**** Supplied records

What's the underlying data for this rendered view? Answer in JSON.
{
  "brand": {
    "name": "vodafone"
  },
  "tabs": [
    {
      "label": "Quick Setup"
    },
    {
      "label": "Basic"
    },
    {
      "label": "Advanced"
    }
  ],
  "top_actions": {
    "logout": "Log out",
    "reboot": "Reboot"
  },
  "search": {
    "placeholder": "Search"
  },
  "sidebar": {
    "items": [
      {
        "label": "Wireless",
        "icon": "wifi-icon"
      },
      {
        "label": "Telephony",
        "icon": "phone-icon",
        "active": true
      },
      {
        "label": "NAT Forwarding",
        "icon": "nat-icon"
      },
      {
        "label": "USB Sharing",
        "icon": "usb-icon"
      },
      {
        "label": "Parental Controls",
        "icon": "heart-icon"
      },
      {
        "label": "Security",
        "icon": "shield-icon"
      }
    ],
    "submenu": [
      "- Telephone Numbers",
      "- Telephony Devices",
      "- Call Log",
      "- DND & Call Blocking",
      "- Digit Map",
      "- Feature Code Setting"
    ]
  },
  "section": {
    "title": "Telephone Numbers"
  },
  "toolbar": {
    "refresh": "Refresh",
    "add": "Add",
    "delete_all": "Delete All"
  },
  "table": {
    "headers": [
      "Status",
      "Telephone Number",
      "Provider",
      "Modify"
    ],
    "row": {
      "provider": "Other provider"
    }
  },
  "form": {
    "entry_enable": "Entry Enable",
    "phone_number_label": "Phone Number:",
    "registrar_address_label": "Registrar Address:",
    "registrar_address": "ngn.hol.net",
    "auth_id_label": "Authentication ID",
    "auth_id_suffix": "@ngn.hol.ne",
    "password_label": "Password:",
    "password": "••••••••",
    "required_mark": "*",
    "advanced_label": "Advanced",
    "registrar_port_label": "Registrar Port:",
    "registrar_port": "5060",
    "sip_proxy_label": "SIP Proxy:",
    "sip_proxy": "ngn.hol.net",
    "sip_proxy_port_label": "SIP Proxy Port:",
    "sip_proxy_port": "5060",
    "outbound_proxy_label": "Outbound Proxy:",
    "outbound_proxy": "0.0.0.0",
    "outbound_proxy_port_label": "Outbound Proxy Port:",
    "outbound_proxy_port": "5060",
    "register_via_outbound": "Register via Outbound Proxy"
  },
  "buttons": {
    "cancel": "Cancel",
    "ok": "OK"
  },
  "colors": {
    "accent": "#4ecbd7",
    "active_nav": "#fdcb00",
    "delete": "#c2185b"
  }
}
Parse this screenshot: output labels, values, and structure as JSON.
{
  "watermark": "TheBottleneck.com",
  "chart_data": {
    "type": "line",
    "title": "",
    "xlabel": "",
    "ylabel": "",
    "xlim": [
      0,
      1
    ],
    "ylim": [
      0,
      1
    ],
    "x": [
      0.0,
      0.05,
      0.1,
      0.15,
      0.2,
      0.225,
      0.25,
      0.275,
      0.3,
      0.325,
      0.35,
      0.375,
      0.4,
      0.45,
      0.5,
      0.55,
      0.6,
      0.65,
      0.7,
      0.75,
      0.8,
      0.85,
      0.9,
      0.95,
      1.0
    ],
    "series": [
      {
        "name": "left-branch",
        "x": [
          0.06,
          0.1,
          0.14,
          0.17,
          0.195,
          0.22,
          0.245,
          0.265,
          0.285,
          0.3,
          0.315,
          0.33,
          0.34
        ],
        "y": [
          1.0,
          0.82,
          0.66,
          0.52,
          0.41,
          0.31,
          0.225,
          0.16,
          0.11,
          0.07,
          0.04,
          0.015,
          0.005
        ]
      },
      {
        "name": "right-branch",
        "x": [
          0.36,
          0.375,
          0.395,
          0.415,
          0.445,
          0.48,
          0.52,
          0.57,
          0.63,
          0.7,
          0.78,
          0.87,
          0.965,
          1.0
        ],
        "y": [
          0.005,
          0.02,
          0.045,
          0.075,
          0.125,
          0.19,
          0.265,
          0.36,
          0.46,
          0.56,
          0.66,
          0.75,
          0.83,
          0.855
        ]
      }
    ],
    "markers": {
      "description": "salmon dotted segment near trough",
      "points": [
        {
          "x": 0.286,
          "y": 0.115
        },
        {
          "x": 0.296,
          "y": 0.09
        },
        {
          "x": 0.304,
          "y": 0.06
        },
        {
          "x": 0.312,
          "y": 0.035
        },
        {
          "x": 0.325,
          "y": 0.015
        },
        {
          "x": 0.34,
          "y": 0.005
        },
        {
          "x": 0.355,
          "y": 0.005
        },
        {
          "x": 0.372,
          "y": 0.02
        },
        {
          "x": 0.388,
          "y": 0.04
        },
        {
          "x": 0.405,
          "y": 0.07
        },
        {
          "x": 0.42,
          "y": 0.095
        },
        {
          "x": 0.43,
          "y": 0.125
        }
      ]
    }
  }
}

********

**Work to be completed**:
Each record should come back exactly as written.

**Exercise solution**:
What's the underlying data for this rendered view? Answer in JSON.
{
  "brand": {
    "name": "vodafone"
  },
  "tabs": [
    {
      "label": "Quick Setup"
    },
    {
      "label": "Basic"
    },
    {
      "label": "Advanced"
    }
  ],
  "top_actions": {
    "logout": "Log out",
    "reboot": "Reboot"
  },
  "search": {
    "placeholder": "Search"
  },
  "sidebar": {
    "items": [
      {
        "label": "Wireless",
        "icon": "wifi-icon"
      },
      {
        "label": "Telephony",
        "icon": "phone-icon",
        "active": true
      },
      {
        "label": "NAT Forwarding",
        "icon": "nat-icon"
      },
      {
        "label": "USB Sharing",
        "icon": "usb-icon"
      },
      {
        "label": "Parental Controls",
        "icon": "heart-icon"
      },
      {
        "label": "Security",
        "icon": "shield-icon"
      }
    ],
    "submenu": [
      "- Telephone Numbers",
      "- Telephony Devices",
      "- Call Log",
      "- DND & Call Blocking",
      "- Digit Map",
      "- Feature Code Setting"
    ]
  },
  "section": {
    "title": "Telephone Numbers"
  },
  "toolbar": {
    "refresh": "Refresh",
    "add": "Add",
    "delete_all": "Delete All"
  },
  "table": {
    "headers": [
      "Status",
      "Telephone Number",
      "Provider",
      "Modify"
    ],
    "row": {
      "provider": "Other provider"
    }
  },
  "form": {
    "entry_enable": "Entry Enable",
    "phone_number_label": "Phone Number:",
    "registrar_address_label": "Registrar Address:",
    "registrar_address": "ngn.hol.net",
    "auth_id_label": "Authentication ID",
    "auth_id_suffix": "@ngn.hol.ne",
    "password_label": "Password:",
    "password": "••••••••",
    "required_mark": "*",
    "advanced_label": "Advanced",
    "registrar_port_label": "Registrar Port:",
    "registrar_port": "5060",
    "sip_proxy_label": "SIP Proxy:",
    "sip_proxy": "ngn.hol.net",
    "sip_proxy_port_label": "SIP Proxy Port:",
    "sip_proxy_port": "5060",
    "outbound_proxy_label": "Outbound Proxy:",
    "outbound_proxy": "0.0.0.0",
    "outbound_proxy_port_label": "Outbound Proxy Port:",
    "outbound_proxy_port": "5060",
    "register_via_outbound": "Register via Outbound Proxy"
  },
  "buttons": {
    "cancel": "Cancel",
    "ok": "OK"
  },
  "colors": {
    "accent": "#4ecbd7",
    "active_nav": "#fdcb00",
    "delete": "#c2185b"
  }
}
Parse this screenshot: output labels, values, and structure as JSON.
{
  "watermark": "TheBottleneck.com",
  "chart_data": {
    "type": "line",
    "title": "",
    "xlabel": "",
    "ylabel": "",
    "xlim": [
      0,
      1
    ],
    "ylim": [
      0,
      1
    ],
    "x": [
      0.0,
      0.05,
      0.1,
      0.15,
      0.2,
      0.225,
      0.25,
      0.275,
      0.3,
      0.325,
      0.35,
      0.375,
      0.4,
      0.45,
      0.5,
      0.55,
      0.6,
      0.65,
      0.7,
      0.75,
      0.8,
      0.85,
      0.9,
      0.95,
      1.0
    ],
    "series": [
      {
        "name": "left-branch",
        "x": [
          0.06,
          0.1,
          0.14,
          0.17,
          0.195,
          0.22,
          0.245,
          0.265,
          0.285,
          0.3,
          0.315,
          0.33,
          0.34
        ],
        "y": [
          1.0,
          0.82,
          0.66,
          0.52,
          0.41,
          0.31,
          0.225,
          0.16,
          0.11,
          0.07,
          0.04,
          0.015,
          0.005
        ]
      },
      {
        "name": "right-branch",
        "x": [
          0.36,
          0.375,
          0.395,
          0.415,
          0.445,
          0.48,
          0.52,
          0.57,
          0.63,
          0.7,
          0.78,
          0.87,
          0.965,
          1.0
        ],
        "y": [
          0.005,
          0.02,
          0.045,
          0.075,
          0.125,
          0.19,
          0.265,
          0.36,
          0.46,
          0.56,
          0.66,
          0.75,
          0.83,
          0.855
        ]
      }
    ],
    "markers": {
      "description": "salmon dotted segment near trough",
      "points": [
        {
          "x": 0.286,
          "y": 0.115
        },
        {
          "x": 0.296,
          "y": 0.09
        },
        {
          "x": 0.304,
          "y": 0.06
        },
        {
          "x": 0.312,
          "y": 0.035
        },
        {
          "x": 0.325,
          "y": 0.015
        },
        {
          "x": 0.34,
          "y": 0.005
        },
        {
          "x": 0.355,
          "y": 0.005
        },
        {
          "x": 0.372,
          "y": 0.02
        },
        {
          "x": 0.388,
          "y": 0.04
        },
        {
          "x": 0.405,
          "y": 0.07
        },
        {
          "x": 0.42,
          "y": 0.095
        },
        {
          "x": 0.43,
          "y": 0.125
        }
      ]
    }
  }
}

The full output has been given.